**ASSIGNED TASK**. Word for word, restate the data that follows, omitting the images.

**INPUT**.
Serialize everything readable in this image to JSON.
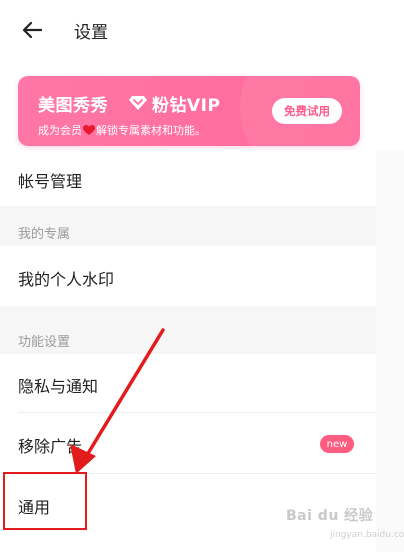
{
  "header": {
    "title": "设置",
    "back_icon": "arrow-left-icon"
  },
  "vip": {
    "brand": "美图秀秀",
    "tier": "粉钻VIP",
    "desc_before": "成为会员",
    "desc_after": "解锁专属素材和功能。",
    "cta": "免费试用",
    "colors": {
      "banner": "#ff6f9f",
      "cta_text": "#ff5b8c"
    }
  },
  "rows": {
    "account": "帐号管理",
    "my_watermark": "我的个人水印",
    "privacy": "隐私与通知",
    "remove_ads": "移除广告",
    "general": "通用"
  },
  "sections": {
    "mine": "我的专属",
    "features": "功能设置"
  },
  "badge": {
    "new": "new",
    "color": "#ff5c7f"
  },
  "watermark": {
    "main": "Bai du 经验",
    "sub": "jingyan.baidu.com"
  },
  "annotation": {
    "color": "#e21c1c"
  }
}
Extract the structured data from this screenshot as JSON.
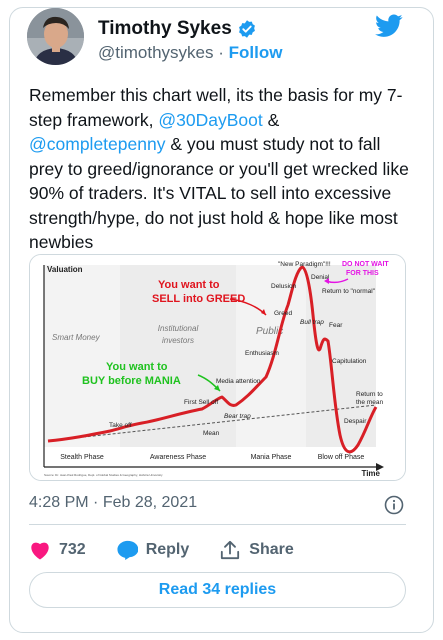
{
  "author": {
    "name": "Timothy Sykes",
    "handle": "@timothysykes",
    "separator": "·",
    "follow_label": "Follow"
  },
  "tweet": {
    "text_1": "Remember this chart well, its the basis for my 7-step framework, ",
    "mention_1": "@30DayBoot",
    "text_2": " & ",
    "mention_2": "@completepenny",
    "text_3": " & you must study not to fall prey to greed/ignorance or you'll get wrecked like 90% of traders. It's VITAL to sell into excessive strength/hype, do not just hold & hope like most  newbies"
  },
  "chart_image": {
    "y_axis_label": "Valuation",
    "x_axis_label": "Time",
    "region_labels": {
      "smart_money": "Smart Money",
      "institutional_1": "Institutional",
      "institutional_2": "investors",
      "public": "Public"
    },
    "phases": [
      "Stealth Phase",
      "Awareness Phase",
      "Mania Phase",
      "Blow off Phase"
    ],
    "annotations": {
      "new_paradigm": "\"New Paradigm\"!!!",
      "delusion": "Delusion",
      "denial": "Denial",
      "return_to_normal": "Return to \"normal\"",
      "greed": "Greed",
      "bull_trap": "Bull trap",
      "fear": "Fear",
      "enthusiasm": "Enthusiasm",
      "capitulation": "Capitulation",
      "media_attention": "Media attention",
      "first_sell_off": "First Sell off",
      "bear_trap": "Bear trap",
      "take_off": "Take off",
      "mean": "Mean",
      "return_to_mean_1": "Return to",
      "return_to_mean_2": "the mean",
      "despair": "Despair",
      "sell_1": "You want to",
      "sell_2": "SELL into GREED",
      "buy_1": "You want to",
      "buy_2": "BUY before MANIA",
      "do_not_wait_1": "DO NOT WAIT",
      "do_not_wait_2": "FOR THIS",
      "source": "Source: Dr. Jean-Paul Rodrigue, Dept. of Global Studies & Geography, Hofstra University"
    }
  },
  "meta": {
    "time": "4:28 PM",
    "date": "Feb 28, 2021"
  },
  "actions": {
    "like_count": "732",
    "reply_label": "Reply",
    "share_label": "Share"
  },
  "read_replies_label": "Read 34 replies",
  "colors": {
    "accent": "#1d9bf0",
    "like": "#f91880",
    "chart_line": "#d81f26",
    "sell_text": "#e0141e",
    "buy_text": "#1fc21f",
    "wait_text": "#e414e4"
  }
}
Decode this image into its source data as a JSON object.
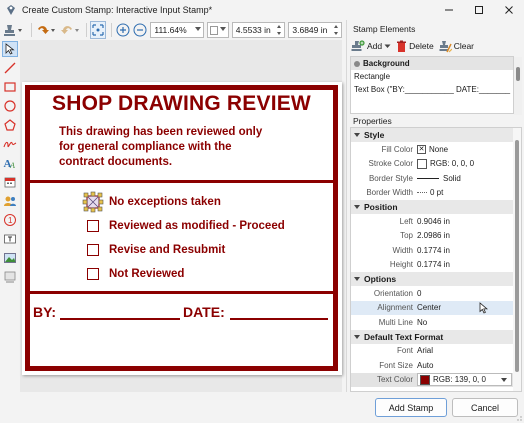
{
  "window": {
    "title": "Create Custom Stamp: Interactive Input Stamp*"
  },
  "toolbar": {
    "zoom": "111.64%",
    "x_value": "4.5533 in",
    "y_value": "3.6849 in"
  },
  "stamp": {
    "title": "SHOP DRAWING REVIEW",
    "body_lines": [
      "This drawing has been reviewed only",
      "for general compliance with the",
      "contract documents."
    ],
    "options": [
      "No exceptions taken",
      "Reviewed as modified - Proceed",
      "Revise and Resubmit",
      "Not Reviewed"
    ],
    "by_label": "BY:",
    "date_label": "DATE:",
    "color": "#8b0000"
  },
  "stamp_elements": {
    "header": "Stamp Elements",
    "add_label": "Add",
    "delete_label": "Delete",
    "clear_label": "Clear",
    "items": [
      {
        "label": "Background",
        "group": true
      },
      {
        "label": "Rectangle",
        "group": false
      },
      {
        "label": "Text Box (\"BY:___________ DATE:_______",
        "group": false
      }
    ]
  },
  "properties": {
    "header": "Properties",
    "groups": {
      "style": "Style",
      "position": "Position",
      "options": "Options",
      "text_format": "Default Text Format"
    },
    "fill_color": {
      "key": "Fill Color",
      "value": "None"
    },
    "stroke_color": {
      "key": "Stroke Color",
      "value": "RGB: 0, 0, 0"
    },
    "border_style": {
      "key": "Border Style",
      "value": "Solid"
    },
    "border_width": {
      "key": "Border Width",
      "value": "0 pt"
    },
    "left": {
      "key": "Left",
      "value": "0.9046 in"
    },
    "top": {
      "key": "Top",
      "value": "2.0986 in"
    },
    "width": {
      "key": "Width",
      "value": "0.1774 in"
    },
    "height": {
      "key": "Height",
      "value": "0.1774 in"
    },
    "orientation": {
      "key": "Orientation",
      "value": "0"
    },
    "alignment": {
      "key": "Alignment",
      "value": "Center"
    },
    "multi_line": {
      "key": "Multi Line",
      "value": "No"
    },
    "font": {
      "key": "Font",
      "value": "Arial"
    },
    "font_size": {
      "key": "Font Size",
      "value": "Auto"
    },
    "text_color": {
      "key": "Text Color",
      "value": "RGB: 139, 0, 0"
    }
  },
  "footer": {
    "add_stamp": "Add Stamp",
    "cancel": "Cancel"
  }
}
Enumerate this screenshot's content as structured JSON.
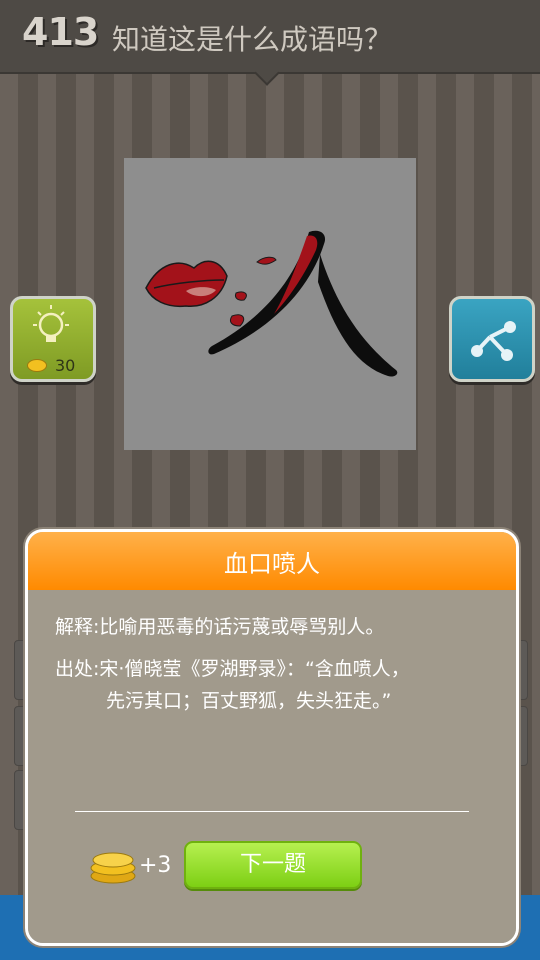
{
  "header": {
    "level": "413",
    "question": "知道这是什么成语吗？"
  },
  "hint": {
    "cost": "30",
    "icon": "lightbulb-icon"
  },
  "share": {
    "icon": "share-icon"
  },
  "puzzle": {
    "description_icon": "lips-with-blood-and-person-character"
  },
  "colors": {
    "header_bg": "#4e4a45",
    "modal_head": "#ff9a1a",
    "next_button": "#8ed82a",
    "hint_button": "#98b532",
    "share_button": "#2f93b1",
    "bottom_strip": "#1e6fb3"
  },
  "modal": {
    "title": "血口喷人",
    "definition": "解释:比喻用恶毒的话污蔑或辱骂别人。",
    "source_line1": "出处:宋·僧晓莹《罗湖野录》：“含血喷人，",
    "source_line2": "先污其口；百丈野狐，失头狂走。”",
    "reward": "+3",
    "next_label": "下一题"
  }
}
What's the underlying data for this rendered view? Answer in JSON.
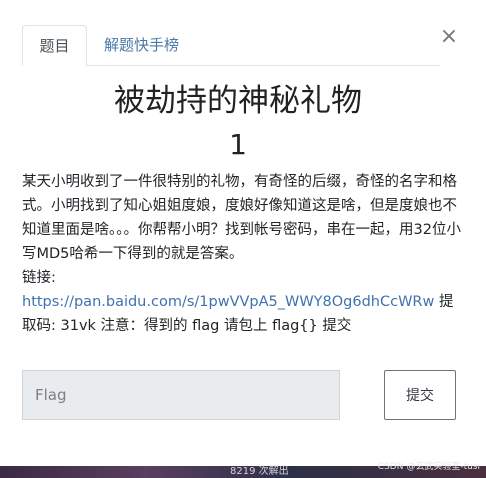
{
  "tabs": [
    {
      "label": "题目",
      "active": true
    },
    {
      "label": "解题快手榜",
      "active": false
    }
  ],
  "close_symbol": "×",
  "challenge": {
    "title": "被劫持的神秘礼物",
    "score": "1",
    "description": "某天小明收到了一件很特别的礼物，有奇怪的后缀，奇怪的名字和格式。小明找到了知心姐姐度娘，度娘好像知道这是啥，但是度娘也不知道里面是啥。。。你帮帮小明？找到帐号密码，串在一起，用32位小写MD5哈希一下得到的就是答案。",
    "link_label": "链接:",
    "link_url": "https://pan.baidu.com/s/1pwVVpA5_WWY8Og6dhCcWRw",
    "link_suffix": "提",
    "extra": "取码: 31vk 注意：得到的 flag 请包上 flag{} 提交"
  },
  "form": {
    "flag_placeholder": "Flag",
    "submit_label": "提交"
  },
  "background": {
    "left_text": "",
    "mid_text": "8219 次解出"
  },
  "watermark": "CSDN @玄武实验室-tusi"
}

**EXERCISE SOLUTION**.
Serialize everything readable in this image to JSON.
{
  "header": {
    "title": "设置",
    "back_icon": "arrow-left-icon"
  },
  "vip": {
    "brand": "美图秀秀",
    "tier": "粉钻VIP",
    "desc_before": "成为会员",
    "desc_after": "解锁专属素材和功能。",
    "cta": "免费试用",
    "colors": {
      "banner": "#ff6f9f",
      "cta_text": "#ff5b8c"
    }
  },
  "rows": {
    "account": "帐号管理",
    "my_watermark": "我的个人水印",
    "privacy": "隐私与通知",
    "remove_ads": "移除广告",
    "general": "通用"
  },
  "sections": {
    "mine": "我的专属",
    "features": "功能设置"
  },
  "badge": {
    "new": "new",
    "color": "#ff5c7f"
  },
  "watermark": {
    "main": "Bai du 经验",
    "sub": "jingyan.baidu.com"
  },
  "annotation": {
    "color": "#e21c1c"
  }
}
Extract the structured data from this screenshot as JSON.
{
  "author": {
    "name": "Timothy Sykes",
    "handle": "@timothysykes",
    "separator": "·",
    "follow_label": "Follow"
  },
  "tweet": {
    "text_1": "Remember this chart well, its the basis for my 7-step framework, ",
    "mention_1": "@30DayBoot",
    "text_2": " & ",
    "mention_2": "@completepenny",
    "text_3": " & you must study not to fall prey to greed/ignorance or you'll get wrecked like 90% of traders. It's VITAL to sell into excessive strength/hype, do not just hold & hope like most  newbies"
  },
  "chart_image": {
    "y_axis_label": "Valuation",
    "x_axis_label": "Time",
    "region_labels": {
      "smart_money": "Smart Money",
      "institutional_1": "Institutional",
      "institutional_2": "investors",
      "public": "Public"
    },
    "phases": [
      "Stealth Phase",
      "Awareness Phase",
      "Mania Phase",
      "Blow off Phase"
    ],
    "annotations": {
      "new_paradigm": "\"New Paradigm\"!!!",
      "delusion": "Delusion",
      "denial": "Denial",
      "return_to_normal": "Return to \"normal\"",
      "greed": "Greed",
      "bull_trap": "Bull trap",
      "fear": "Fear",
      "enthusiasm": "Enthusiasm",
      "capitulation": "Capitulation",
      "media_attention": "Media attention",
      "first_sell_off": "First Sell off",
      "bear_trap": "Bear trap",
      "take_off": "Take off",
      "mean": "Mean",
      "return_to_mean_1": "Return to",
      "return_to_mean_2": "the mean",
      "despair": "Despair",
      "sell_1": "You want to",
      "sell_2": "SELL into GREED",
      "buy_1": "You want to",
      "buy_2": "BUY before MANIA",
      "do_not_wait_1": "DO NOT WAIT",
      "do_not_wait_2": "FOR THIS",
      "source": "Source: Dr. Jean-Paul Rodrigue, Dept. of Global Studies & Geography, Hofstra University"
    }
  },
  "meta": {
    "time": "4:28 PM",
    "date": "Feb 28, 2021"
  },
  "actions": {
    "like_count": "732",
    "reply_label": "Reply",
    "share_label": "Share"
  },
  "read_replies_label": "Read 34 replies",
  "colors": {
    "accent": "#1d9bf0",
    "like": "#f91880",
    "chart_line": "#d81f26",
    "sell_text": "#e0141e",
    "buy_text": "#1fc21f",
    "wait_text": "#e414e4"
  }
}
Decode this image into its source data as a JSON object.
{
  "window": {
    "title": "Create Custom Stamp: Interactive Input Stamp*"
  },
  "toolbar": {
    "zoom": "111.64%",
    "x_value": "4.5533 in",
    "y_value": "3.6849 in"
  },
  "stamp": {
    "title": "SHOP DRAWING REVIEW",
    "body_lines": [
      "This drawing has been reviewed only",
      "for general compliance with the",
      "contract documents."
    ],
    "options": [
      "No exceptions taken",
      "Reviewed as modified - Proceed",
      "Revise and Resubmit",
      "Not Reviewed"
    ],
    "by_label": "BY:",
    "date_label": "DATE:",
    "color": "#8b0000"
  },
  "stamp_elements": {
    "header": "Stamp Elements",
    "add_label": "Add",
    "delete_label": "Delete",
    "clear_label": "Clear",
    "items": [
      {
        "label": "Background",
        "group": true
      },
      {
        "label": "Rectangle",
        "group": false
      },
      {
        "label": "Text Box (\"BY:___________ DATE:_______",
        "group": false
      }
    ]
  },
  "properties": {
    "header": "Properties",
    "groups": {
      "style": "Style",
      "position": "Position",
      "options": "Options",
      "text_format": "Default Text Format"
    },
    "fill_color": {
      "key": "Fill Color",
      "value": "None"
    },
    "stroke_color": {
      "key": "Stroke Color",
      "value": "RGB: 0, 0, 0"
    },
    "border_style": {
      "key": "Border Style",
      "value": "Solid"
    },
    "border_width": {
      "key": "Border Width",
      "value": "0 pt"
    },
    "left": {
      "key": "Left",
      "value": "0.9046 in"
    },
    "top": {
      "key": "Top",
      "value": "2.0986 in"
    },
    "width": {
      "key": "Width",
      "value": "0.1774 in"
    },
    "height": {
      "key": "Height",
      "value": "0.1774 in"
    },
    "orientation": {
      "key": "Orientation",
      "value": "0"
    },
    "alignment": {
      "key": "Alignment",
      "value": "Center"
    },
    "multi_line": {
      "key": "Multi Line",
      "value": "No"
    },
    "font": {
      "key": "Font",
      "value": "Arial"
    },
    "font_size": {
      "key": "Font Size",
      "value": "Auto"
    },
    "text_color": {
      "key": "Text Color",
      "value": "RGB: 139, 0, 0"
    }
  },
  "footer": {
    "add_stamp": "Add Stamp",
    "cancel": "Cancel"
  }
}
Enumerate this screenshot's content as structured JSON.
{
  "header": {
    "level": "413",
    "question": "知道这是什么成语吗？"
  },
  "hint": {
    "cost": "30",
    "icon": "lightbulb-icon"
  },
  "share": {
    "icon": "share-icon"
  },
  "puzzle": {
    "description_icon": "lips-with-blood-and-person-character"
  },
  "colors": {
    "header_bg": "#4e4a45",
    "modal_head": "#ff9a1a",
    "next_button": "#8ed82a",
    "hint_button": "#98b532",
    "share_button": "#2f93b1",
    "bottom_strip": "#1e6fb3"
  },
  "modal": {
    "title": "血口喷人",
    "definition": "解释:比喻用恶毒的话污蔑或辱骂别人。",
    "source_line1": "出处:宋·僧晓莹《罗湖野录》：“含血喷人，",
    "source_line2": "先污其口；百丈野狐，失头狂走。”",
    "reward": "+3",
    "next_label": "下一题"
  }
}
What's the underlying data for this rendered view? Answer in JSON.
{
  "tabs": [
    {
      "label": "题目",
      "active": true
    },
    {
      "label": "解题快手榜",
      "active": false
    }
  ],
  "close_symbol": "×",
  "challenge": {
    "title": "被劫持的神秘礼物",
    "score": "1",
    "description": "某天小明收到了一件很特别的礼物，有奇怪的后缀，奇怪的名字和格式。小明找到了知心姐姐度娘，度娘好像知道这是啥，但是度娘也不知道里面是啥。。。你帮帮小明？找到帐号密码，串在一起，用32位小写MD5哈希一下得到的就是答案。",
    "link_label": "链接:",
    "link_url": "https://pan.baidu.com/s/1pwVVpA5_WWY8Og6dhCcWRw",
    "link_suffix": "提",
    "extra": "取码: 31vk 注意：得到的 flag 请包上 flag{} 提交"
  },
  "form": {
    "flag_placeholder": "Flag",
    "submit_label": "提交"
  },
  "background": {
    "left_text": "",
    "mid_text": "8219 次解出"
  },
  "watermark": "CSDN @玄武实验室-tusi"
}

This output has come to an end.